Evolution of life history traits in fire-prone environments
During my PhD, I focused on resource allocation between growth and survival, production and dispersal of progeny and maintenance of those progeny through strategies resembling maternal care in plants. With a special focus on evolution of plant regenerative strategies in fire prone environments, I studied the relationship between climatic and fire regime niches and plant strategies. Modeling optimal resource allocation allowed me to predict that both resource availability and fire regimes affected the plant resource allocation to a seed bank maintained directly in the plant canopy. I further reconstructed the phylogeny of the genus Leucadendron which includes a broad diversity of life history traits (e.g. fire regenerative strategies, seed dispersal, pollen dispersal) in order to test the prediction of my models. Comparative analyses along the Leucadendron phylogeny highlighted that life history traits evolved jointly in the history of the genus.
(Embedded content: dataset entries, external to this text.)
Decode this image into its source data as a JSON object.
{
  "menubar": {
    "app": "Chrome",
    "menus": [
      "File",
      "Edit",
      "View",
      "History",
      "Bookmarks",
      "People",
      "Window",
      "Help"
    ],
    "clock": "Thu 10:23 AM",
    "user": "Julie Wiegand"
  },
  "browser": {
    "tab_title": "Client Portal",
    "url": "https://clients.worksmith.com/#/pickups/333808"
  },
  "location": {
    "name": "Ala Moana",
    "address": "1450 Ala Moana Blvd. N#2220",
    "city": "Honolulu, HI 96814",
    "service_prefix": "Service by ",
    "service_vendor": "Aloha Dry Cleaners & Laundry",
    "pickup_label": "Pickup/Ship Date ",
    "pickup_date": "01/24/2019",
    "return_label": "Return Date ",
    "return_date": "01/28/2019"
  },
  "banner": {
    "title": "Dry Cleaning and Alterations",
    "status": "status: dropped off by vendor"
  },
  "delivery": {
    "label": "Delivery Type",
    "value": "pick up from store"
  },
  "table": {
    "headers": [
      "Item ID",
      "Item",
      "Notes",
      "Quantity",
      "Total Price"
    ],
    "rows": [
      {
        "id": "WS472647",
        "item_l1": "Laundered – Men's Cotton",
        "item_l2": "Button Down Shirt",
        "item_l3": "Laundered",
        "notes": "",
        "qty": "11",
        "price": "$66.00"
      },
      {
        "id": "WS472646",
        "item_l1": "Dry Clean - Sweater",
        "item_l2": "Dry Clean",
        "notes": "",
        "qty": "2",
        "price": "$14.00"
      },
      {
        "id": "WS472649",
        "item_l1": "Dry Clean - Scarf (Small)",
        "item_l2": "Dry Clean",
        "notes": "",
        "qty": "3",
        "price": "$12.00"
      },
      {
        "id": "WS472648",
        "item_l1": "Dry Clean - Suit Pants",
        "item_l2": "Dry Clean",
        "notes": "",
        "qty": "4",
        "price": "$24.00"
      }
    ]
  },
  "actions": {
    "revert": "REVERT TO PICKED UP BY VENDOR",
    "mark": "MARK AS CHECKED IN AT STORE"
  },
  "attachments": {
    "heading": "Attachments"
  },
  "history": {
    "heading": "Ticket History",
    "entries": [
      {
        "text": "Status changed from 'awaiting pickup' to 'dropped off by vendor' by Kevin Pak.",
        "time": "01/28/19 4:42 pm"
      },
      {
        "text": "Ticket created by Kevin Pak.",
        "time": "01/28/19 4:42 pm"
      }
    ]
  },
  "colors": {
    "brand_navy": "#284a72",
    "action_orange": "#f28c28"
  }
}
Further analyses modeling the evolution of climatic and fire regime niches along the Leucadendron phylogeny showed that ecological niches did not evolved independently from plant regenerative strategies.